About six months ago, I saw several stories saying that "Having just one black teacher can keep black kids in school," to quote NPR's summary. They all noted the magnitude of the effect: almost 40% reduction in dropout rates for low-income black boys. I located the paper on which the stories were based and thought about posting on it, but it was a long paper by the time I got around to reading it, the attention seemed to have passed. However, last week's NY Times magazine had a list of statistics on education, and one of them was "exposure to at least one black teacher in Grades 3 to 5 reduced the probability of low-income black male students dropping out of school by almost 40%." So that led me back to the paper.
The thing that originally attracted my attention was not the general idea that having a black teacher would help to keep black children in school, which seemed plausible, but that it could reduce dropouts by 40% for any group. There is a lot of data on basic educational outcomes like finishing school, and by the standards of social science it's high quality data. Moreover, there are a lot of people who have studied the issue, so it seems that any simple and straightforward way to dramatically reduce dropout rates would have been discovered long ago.
The paper reports that the estimated effect on dropout rates is -.04 for all black students, -.06 for persistently low-income black students, and -.12 for persistently low income black male students. Since about half of students are boys, that suggests that the estimated effect on persistently low income black female students would be about zero, and indeed they report an estimate of 0.00 for that group. So the issue was treating only the big estimate as worthy of interest. If you believe that there are differences in the effects on boys and girls (and the difference appears to be statistically significant), both of the estimates are equally important; if you don't, you should just report the estimate for boys and girls combined. The differences between persistently low income students and other students don't appear to be statistically significant (it's hard to tell from the tables), so maybe you should just report the estimate for all students.

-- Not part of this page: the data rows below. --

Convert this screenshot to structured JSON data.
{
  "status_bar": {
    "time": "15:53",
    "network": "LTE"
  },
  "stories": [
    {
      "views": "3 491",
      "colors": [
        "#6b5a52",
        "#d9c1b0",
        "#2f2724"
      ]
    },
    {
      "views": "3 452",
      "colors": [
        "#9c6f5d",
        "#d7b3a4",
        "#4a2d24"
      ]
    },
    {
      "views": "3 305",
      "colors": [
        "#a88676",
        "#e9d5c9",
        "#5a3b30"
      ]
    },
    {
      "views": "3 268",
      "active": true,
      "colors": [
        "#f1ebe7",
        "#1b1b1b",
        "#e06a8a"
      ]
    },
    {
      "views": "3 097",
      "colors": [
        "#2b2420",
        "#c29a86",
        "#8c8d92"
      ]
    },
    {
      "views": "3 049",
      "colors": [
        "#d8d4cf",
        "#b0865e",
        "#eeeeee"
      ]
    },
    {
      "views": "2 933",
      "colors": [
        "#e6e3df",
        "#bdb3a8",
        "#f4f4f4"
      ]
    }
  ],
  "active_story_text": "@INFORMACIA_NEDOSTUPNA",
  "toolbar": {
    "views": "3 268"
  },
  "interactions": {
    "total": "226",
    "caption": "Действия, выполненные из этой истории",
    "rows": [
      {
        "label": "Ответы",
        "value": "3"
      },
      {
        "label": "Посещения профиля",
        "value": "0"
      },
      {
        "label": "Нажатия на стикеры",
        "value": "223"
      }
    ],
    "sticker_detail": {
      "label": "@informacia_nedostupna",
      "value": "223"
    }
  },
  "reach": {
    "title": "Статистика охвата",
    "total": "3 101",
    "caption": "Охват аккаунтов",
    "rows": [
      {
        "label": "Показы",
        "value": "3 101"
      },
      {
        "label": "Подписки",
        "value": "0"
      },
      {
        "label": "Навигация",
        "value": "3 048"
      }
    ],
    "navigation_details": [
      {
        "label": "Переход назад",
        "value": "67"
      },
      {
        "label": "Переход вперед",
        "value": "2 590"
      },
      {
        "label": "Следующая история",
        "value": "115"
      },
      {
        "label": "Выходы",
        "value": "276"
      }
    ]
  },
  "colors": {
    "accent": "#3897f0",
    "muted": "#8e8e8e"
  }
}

There's also a more complex issue which relates to the way that they got the estimate. The simple approach would be to do a regression with dropping out as the dependent variable, and having a black teacher plus some other variables as independent variables. But the authors say that those estimates "are likely biased by unobserved student characteristics that jointly predict classroom assignments and long-run outcomes, even after conditioning on the basic socio-demographic controls in X and school FE (Rothstein 2010). For example, students with lower achievement (Clotfelter, Ladd & Vigdor, 2006) and greater exposure to school discipline (Lindsay & Hart, 2017) are more likely to be matched to black teachers, and these factors likely affect long-run outcomes as well." That is, black teachers tend to be given the kind of students who are at higher risk of dropping out. The authors had an idea on how to eliminate this potential bias. They had multiple students from each school, which means that they could include a dummy variable for each school. That's a reasonable thing to do, since it's generally agreed that some schools are more effective than others. They also had five different classes of students: those who started third grade in 2000, 2001, 2002, 2003, and 2004. Because of new hires, departures, and leaves, the percent of the teaching staff that was black could change from year to year. Those personnel changes would depend on idiosyncratic individual factors--getting pregnant, reaching retirement age, having a spouse get a job offer in another state--so they would be random from the point of view of the students. So you can use within-school variation in the racial composition of the teaching staff over time as a substitute ("instrument") for the original variable (having a black teacher or not) and get unbiased estimates.
This approach strikes me as clever but not very convincing. Teachers' decisions to stay or go will depend partly on how rewarding it is to work in a school. That could depend on student performance (teachers like it when their students do well) or on things that might affect student performance, like discipline problems, or how well teachers get along with the administration. Things get more complicated because what matters is differential effects on black and white teachers, but I can think of possibilities here too: for example, black teachers may be particularly interested in how the black students are doing. I think I might trust the simple results more than the results from their method--at any rate, I'd like to see them, but they aren't reported in the paper.
This isn't a straightforward mistake, but the sort of difference of judgment that often comes up with research, and the authors could probably say more in defense of their approach. But I will stick with my original feeling that a 40% reduction in dropout rates for anyone is too big to be believed.